Lara Vapnyar, author of the prizewinning story collection There Are Jews in My House, brings us a poignant and comic first novel about a delightfully sincere modern-day muse. We meet Tanya as a typical Russian girl, living with her bookish professor mother in a drab Soviet apartment. As a teenager, Tanya becomes obsessed with Dostoevsky and settles on her lifes calling: she will be the companion to a great writer. Her memoirs tell of her immigration to New York after college, the stifling expectations of her Brighton Beach cousins, and the crucial moment in a bookshop on the Upper West Side, where Tanya attends a reading by Mark Schneider, a Significant New York Novelist.
Tanya soon moves in with Mark, ready to dazzle in bed, to serve and inspire . . . if only he would spend a little more time writing and a little less time at the gym, the shrink, and the literary soirees where she feels hopelessly unglamorous and out of place. But as she gradually learns to read Englishstruggling to better understand Marks work and her true role as MuseTanya also learns more than she expected about the destiny she has imagined for herself.
Animated by Vapnyars beguiling grace and vividness - with a narrative richness reflecting the great tradition of Russian realism to which she is a natural heir - Memoirs of a Muse is an altogether wonderful novel. It is a lively meditation on female capabilities and happiness, on the mysteries of artistic inspiration (and the absurdities of artistic life), and, perhaps most movingly, on the pain and wonder of the immigrant experience in New York City.
A good book but one that doesn't reach the high notes of Vapnya's earlier book of short stories, There Are Jews In My House. On the upside, the razor-sharp vignettes of Tatiana's Russian relatives living in the USA, and in fact all her character descriptions, are strong and often quietly amusing. (Reviewed by BookBrowse Review Team).
The New York Times - Ken Kalfus
She's clearly a talented writer, possessed of ample humor and insight and a humane sensibility, but her own epic literary achievement lies somewhere in the future. By whatever mysterious means it comes - through love or sex, through spiritual possession or a sky-shredding bolt of divine lightning, through serendipity or painful, plodding work - she awaits her own strong draft of writerly inspiration.

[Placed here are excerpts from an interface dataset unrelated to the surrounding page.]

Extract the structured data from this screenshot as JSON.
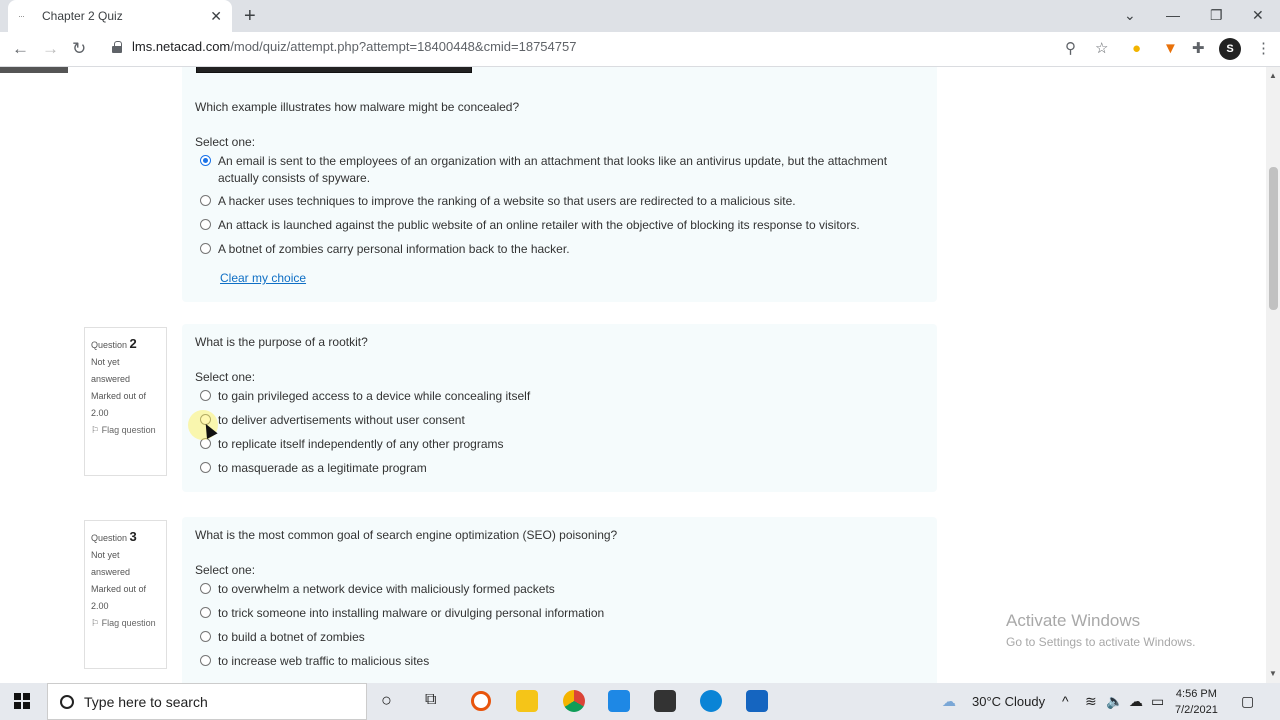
{
  "browser": {
    "tab_title": "Chapter 2 Quiz",
    "tab_favicon": "···",
    "url_domain": "lms.netacad.com",
    "url_path": "/mod/quiz/attempt.php?attempt=18400448&cmid=18754757",
    "profile_initial": "S"
  },
  "questions": [
    {
      "text": "Which example illustrates how malware might be concealed?",
      "select_label": "Select one:",
      "options": [
        "An email is sent to the employees of an organization with an attachment that looks like an antivirus update, but the attachment actually consists of spyware.",
        "A hacker uses techniques to improve the ranking of a website so that users are redirected to a malicious site.",
        "An attack is launched against the public website of an online retailer with the objective of blocking its response to visitors.",
        "A botnet of zombies carry personal information back to the hacker."
      ],
      "selected_index": 0,
      "clear_label": "Clear my choice"
    },
    {
      "info": {
        "label": "Question",
        "number": "2",
        "status": "Not yet answered",
        "marked": "Marked out of 2.00",
        "flag": "Flag question"
      },
      "text": "What is the purpose of a rootkit?",
      "select_label": "Select one:",
      "options": [
        "to gain privileged access to a device while concealing itself",
        "to deliver advertisements without user consent",
        "to replicate itself independently of any other programs",
        "to masquerade as a legitimate program"
      ]
    },
    {
      "info": {
        "label": "Question",
        "number": "3",
        "status": "Not yet answered",
        "marked": "Marked out of 2.00",
        "flag": "Flag question"
      },
      "text": "What is the most common goal of search engine optimization (SEO) poisoning?",
      "select_label": "Select one:",
      "options": [
        "to overwhelm a network device with maliciously formed packets",
        "to trick someone into installing malware or divulging personal information",
        "to build a botnet of zombies",
        "to increase web traffic to malicious sites"
      ]
    }
  ],
  "watermark": {
    "line1": "Activate Windows",
    "line2": "Go to Settings to activate Windows."
  },
  "taskbar": {
    "search_placeholder": "Type here to search",
    "weather": "30°C  Cloudy",
    "time": "4:56 PM",
    "date": "7/2/2021"
  },
  "colors": {
    "accent": "#1a73e8",
    "link": "#0f6fc5",
    "card_bg": "#f5fbfc"
  }
}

The Miami Herald
Her first novel is unbalanced, with disappointing early chapters that drag with coming-of-age cliches.
San Francisco Chronicle
As much as Vapnyar skewers the would-be-great male novelist, she also turns her critical eye on the social climbing ambitions of Tanya's Russian relatives -- culture vultures who only want the best for Tanya as long as her best is no better than theirs -- and on Tanya herself.
The Boston Globe - Gail Caldwell Memoirs of a Muse is not driven by gorgeous prose or voice; it is, rather, a carefully wrought story full of generous intelligence that testifies to the essence of language: both to capture meaning and then convey it, whether the lusty reach of bodice-rippers or the bittersweet story of a girl on the sidewalks of a new New York, alone.
Memoirs would probably have worked more successfully as a short story.
Booklist - Donna Seaman
Vapnyar has fashioned a knowing, irreverent, and toothsome ode to the imagination, a power that all too often leads us astray
Starred review. This is a wonderfully fresh portrait of the romantic imagination and its inevitable collision with reality
Russia to New
York in 1994 and
short stories in
English in 2002.
She lives on
and is pursuing
a Ph.D. in
Memoirs of a
studies. One of
her options for
a PhD project
was to translate
an important but
and she chose
A Stranger and
A romp through the late 19th century chronicling the adventures - sexual and otherwise - of its beautiful heroine, Famke, from her childhood in a Copenhagen orphanage to her strange adventures in the American Wild West.
These are 2 of the 8 readalike suggestions for Memoirs of a Muse. Members have full access to all readalikes. If you are a member, please login. To find out more about membership, click here.
A Man Called Intrepid author dies aged 89(Dec 03 2013) William Stevenson, a journalist and author who drew on his close ties with intelligence sources to write two best-selling books in the 1970s, A Man Called...